▸ Source information
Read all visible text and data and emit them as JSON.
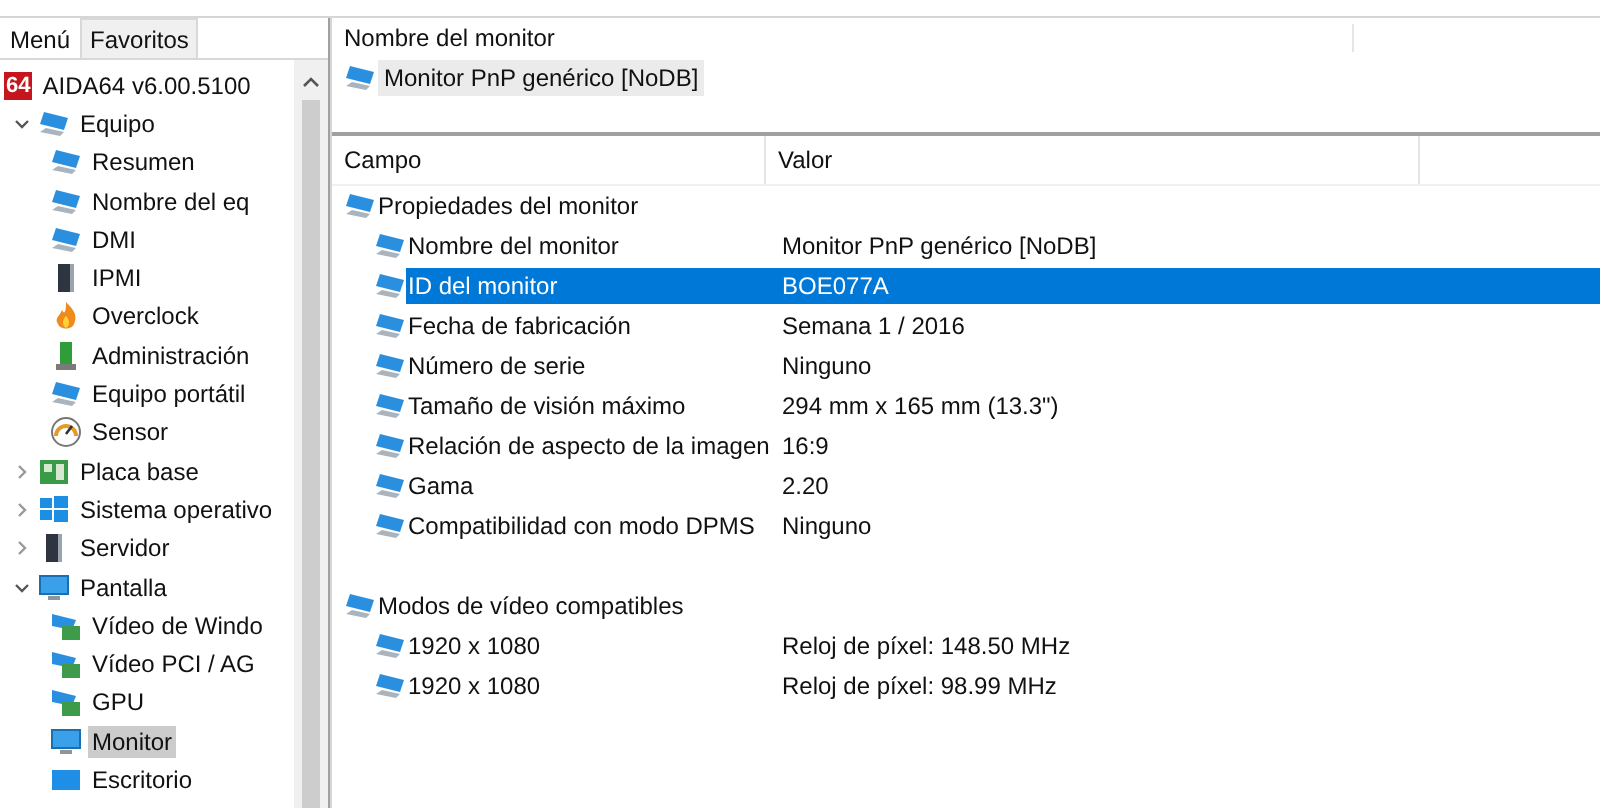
{
  "tabs": [
    {
      "label": "Menú",
      "selected": true
    },
    {
      "label": "Favoritos",
      "selected": false
    }
  ],
  "tree": [
    {
      "label": "AIDA64 v6.00.5100",
      "kind": "logo",
      "logo": "64",
      "selected": false
    },
    {
      "label": "Equipo",
      "kind": "computer",
      "expanded": true,
      "selected": false,
      "children": [
        {
          "label": "Resumen",
          "kind": "computer",
          "selected": false
        },
        {
          "label": "Nombre del eq",
          "kind": "computer",
          "selected": false
        },
        {
          "label": "DMI",
          "kind": "computer",
          "selected": false
        },
        {
          "label": "IPMI",
          "kind": "server",
          "selected": false
        },
        {
          "label": "Overclock",
          "kind": "flame",
          "selected": false
        },
        {
          "label": "Administración",
          "kind": "admin",
          "selected": false
        },
        {
          "label": "Equipo portátil",
          "kind": "computer",
          "selected": false
        },
        {
          "label": "Sensor",
          "kind": "gauge",
          "selected": false
        }
      ]
    },
    {
      "label": "Placa base",
      "kind": "board",
      "expanded": false,
      "selected": false
    },
    {
      "label": "Sistema operativo",
      "kind": "windows",
      "expanded": false,
      "selected": false
    },
    {
      "label": "Servidor",
      "kind": "server",
      "expanded": false,
      "selected": false
    },
    {
      "label": "Pantalla",
      "kind": "display",
      "expanded": true,
      "selected": false,
      "children": [
        {
          "label": "Vídeo de Windo",
          "kind": "card",
          "selected": false
        },
        {
          "label": "Vídeo PCI / AG",
          "kind": "card",
          "selected": false
        },
        {
          "label": "GPU",
          "kind": "card",
          "selected": false
        },
        {
          "label": "Monitor",
          "kind": "display",
          "selected": true
        },
        {
          "label": "Escritorio",
          "kind": "desktop",
          "selected": false
        }
      ]
    }
  ],
  "device_list": {
    "header": "Nombre del monitor",
    "items": [
      {
        "label": "Monitor PnP genérico [NoDB]",
        "selected": true
      }
    ]
  },
  "details": {
    "columns": [
      "Campo",
      "Valor"
    ],
    "groups": [
      {
        "label": "Propiedades del monitor",
        "rows": [
          {
            "field": "Nombre del monitor",
            "value": "Monitor PnP genérico [NoDB]",
            "selected": false
          },
          {
            "field": "ID del monitor",
            "value": "BOE077A",
            "selected": true
          },
          {
            "field": "Fecha de fabricación",
            "value": "Semana 1 / 2016",
            "selected": false
          },
          {
            "field": "Número de serie",
            "value": "Ninguno",
            "selected": false
          },
          {
            "field": "Tamaño de visión máximo",
            "value": "294 mm x 165 mm (13.3\")",
            "selected": false
          },
          {
            "field": "Relación de aspecto de la imagen",
            "value": "16:9",
            "selected": false
          },
          {
            "field": "Gama",
            "value": "2.20",
            "selected": false
          },
          {
            "field": "Compatibilidad con modo DPMS",
            "value": "Ninguno",
            "selected": false
          }
        ]
      },
      {
        "label": "Modos de vídeo compatibles",
        "rows": [
          {
            "field": "1920 x 1080",
            "value": "Reloj de píxel: 148.50 MHz",
            "selected": false
          },
          {
            "field": "1920 x 1080",
            "value": "Reloj de píxel: 98.99 MHz",
            "selected": false
          }
        ]
      }
    ]
  }
}
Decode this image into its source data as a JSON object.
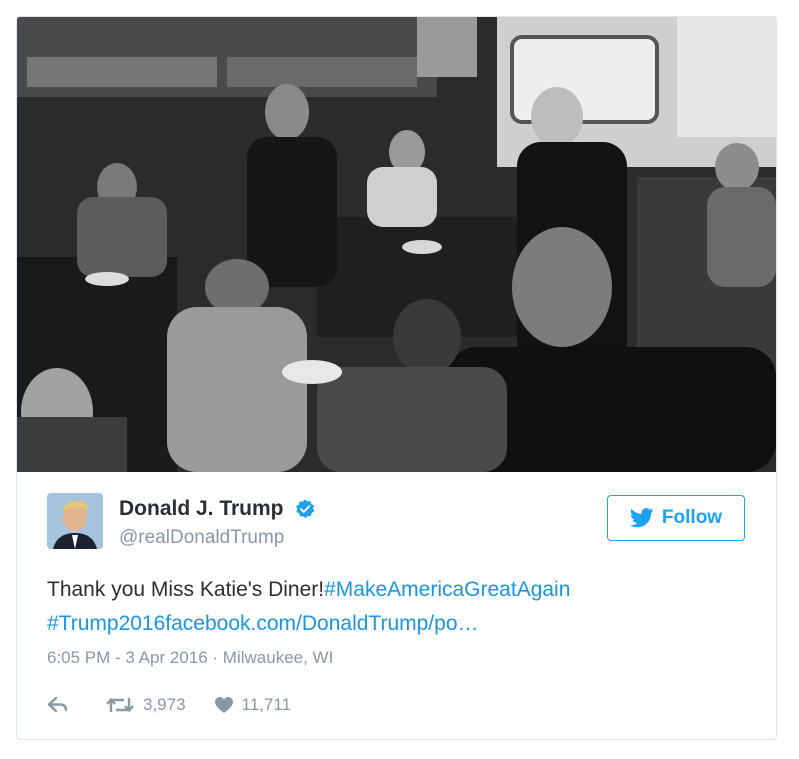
{
  "tweet": {
    "author_name": "Donald J. Trump",
    "author_handle": "@realDonaldTrump",
    "follow_label": "Follow",
    "text_plain": "Thank you Miss Katie's Diner!",
    "hashtag1": "#MakeAmericaGreatAgain",
    "hashtag2": "#Trump2016",
    "link_text": "facebook.com/DonaldTrump/po…",
    "timestamp": "6:05 PM - 3 Apr 2016",
    "separator": "·",
    "location": "Milwaukee, WI",
    "retweet_count": "3,973",
    "like_count": "11,711"
  },
  "colors": {
    "accent": "#1da1f2",
    "link": "#1b95e0",
    "text": "#292f33",
    "muted": "#8899a6",
    "border": "#e1e8ed"
  },
  "icons": {
    "verified": "verified-badge-icon",
    "twitter_bird": "twitter-bird-icon",
    "reply": "reply-icon",
    "retweet": "retweet-icon",
    "like": "heart-icon"
  }
}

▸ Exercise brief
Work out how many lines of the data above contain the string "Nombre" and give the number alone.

▸ Response to this task
3